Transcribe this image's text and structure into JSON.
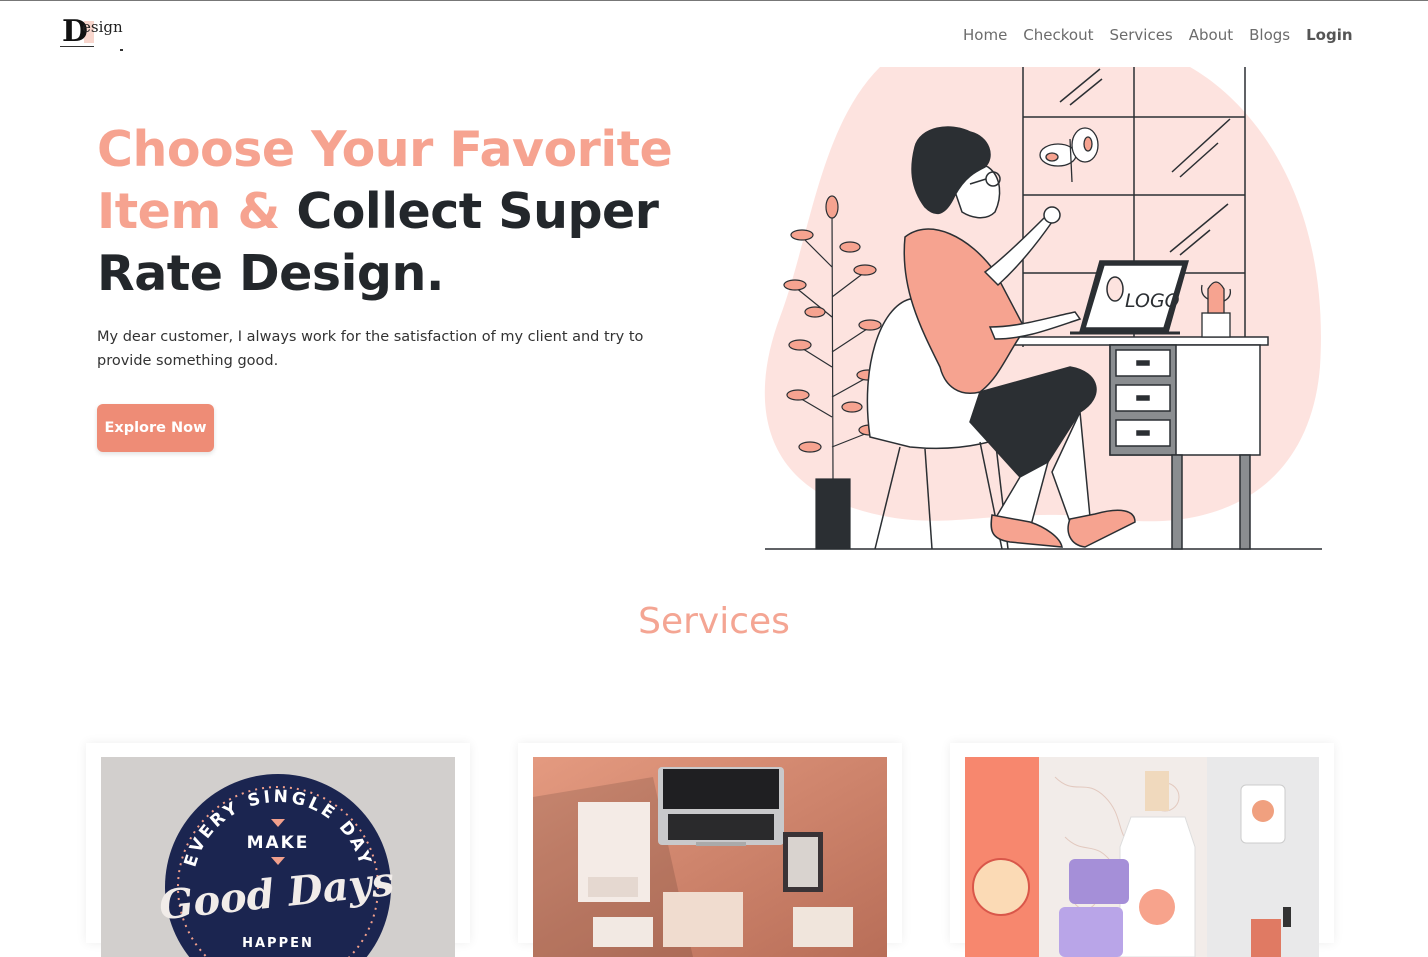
{
  "nav": {
    "logo": {
      "letter": "D",
      "text": "esign"
    },
    "links": [
      "Home",
      "Checkout",
      "Services",
      "About",
      "Blogs"
    ],
    "login": "Login"
  },
  "hero": {
    "title_accent": "Choose Your Favorite Item &",
    "title_rest": "Collect Super Rate Design.",
    "description": "My dear customer, I always work for the satisfaction of my client and try to provide something good.",
    "button": "Explore Now",
    "illustration": {
      "laptop_text": "LOGO"
    }
  },
  "services": {
    "title": "Services",
    "cards": [
      {
        "image": "good-days-badge",
        "badge_top": "EVERY SINGLE DAY",
        "badge_make": "MAKE",
        "badge_main": "Good Days",
        "badge_bottom": "HAPPEN"
      },
      {
        "image": "stationery-mockup"
      },
      {
        "image": "cosmetics-branding"
      }
    ]
  },
  "colors": {
    "accent": "#f6a390",
    "button": "#ee8c76",
    "blob": "#fde3df",
    "dark": "#23272b"
  }
}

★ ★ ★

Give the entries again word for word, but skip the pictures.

RESULT OF THE EXERCISE:
Transcribe this image's text and structure into JSON.
{
  "nav": {
    "logo": {
      "letter": "D",
      "text": "esign"
    },
    "links": [
      "Home",
      "Checkout",
      "Services",
      "About",
      "Blogs"
    ],
    "login": "Login"
  },
  "hero": {
    "title_accent": "Choose Your Favorite Item &",
    "title_rest": "Collect Super Rate Design.",
    "description": "My dear customer, I always work for the satisfaction of my client and try to provide something good.",
    "button": "Explore Now",
    "illustration": {
      "laptop_text": "LOGO"
    }
  },
  "services": {
    "title": "Services",
    "cards": [
      {
        "image": "good-days-badge",
        "badge_top": "EVERY SINGLE DAY",
        "badge_make": "MAKE",
        "badge_main": "Good Days",
        "badge_bottom": "HAPPEN"
      },
      {
        "image": "stationery-mockup"
      },
      {
        "image": "cosmetics-branding"
      }
    ]
  },
  "colors": {
    "accent": "#f6a390",
    "button": "#ee8c76",
    "blob": "#fde3df",
    "dark": "#23272b"
  }
}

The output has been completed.